- [Instructions to follow]:
Copy the data precisely, character for character, and leave out every picture.
:: Records provided ::
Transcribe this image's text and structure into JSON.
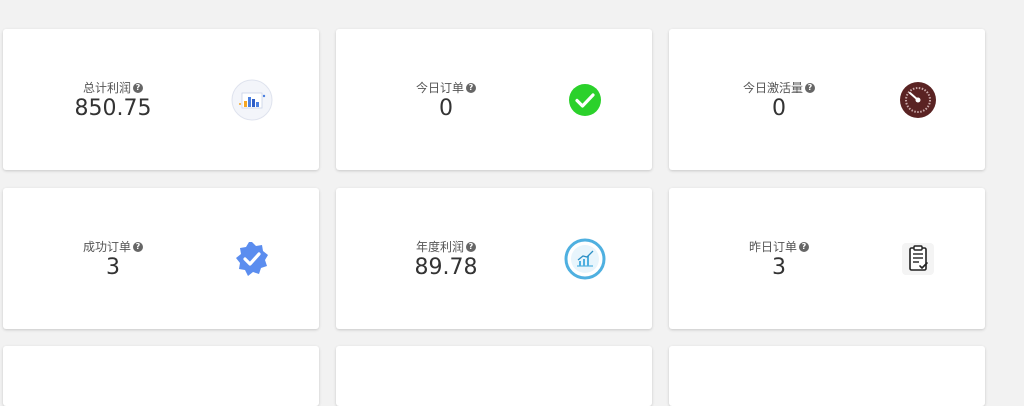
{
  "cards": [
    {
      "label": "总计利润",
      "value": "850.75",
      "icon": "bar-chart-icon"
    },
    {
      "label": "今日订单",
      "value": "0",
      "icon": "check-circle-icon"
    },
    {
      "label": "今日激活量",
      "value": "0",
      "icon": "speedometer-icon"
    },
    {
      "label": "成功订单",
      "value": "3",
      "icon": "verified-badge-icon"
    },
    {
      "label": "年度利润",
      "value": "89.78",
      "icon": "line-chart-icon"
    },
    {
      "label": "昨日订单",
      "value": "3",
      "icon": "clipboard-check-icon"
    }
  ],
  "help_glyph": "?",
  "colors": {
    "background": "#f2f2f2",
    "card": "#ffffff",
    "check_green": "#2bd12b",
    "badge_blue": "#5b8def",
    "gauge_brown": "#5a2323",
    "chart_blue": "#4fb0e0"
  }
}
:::
- [Written solution]:
Transcribe this image's text and structure into JSON.
{
  "cards": [
    {
      "label": "总计利润",
      "value": "850.75",
      "icon": "bar-chart-icon"
    },
    {
      "label": "今日订单",
      "value": "0",
      "icon": "check-circle-icon"
    },
    {
      "label": "今日激活量",
      "value": "0",
      "icon": "speedometer-icon"
    },
    {
      "label": "成功订单",
      "value": "3",
      "icon": "verified-badge-icon"
    },
    {
      "label": "年度利润",
      "value": "89.78",
      "icon": "line-chart-icon"
    },
    {
      "label": "昨日订单",
      "value": "3",
      "icon": "clipboard-check-icon"
    }
  ],
  "help_glyph": "?",
  "colors": {
    "background": "#f2f2f2",
    "card": "#ffffff",
    "check_green": "#2bd12b",
    "badge_blue": "#5b8def",
    "gauge_brown": "#5a2323",
    "chart_blue": "#4fb0e0"
  }
}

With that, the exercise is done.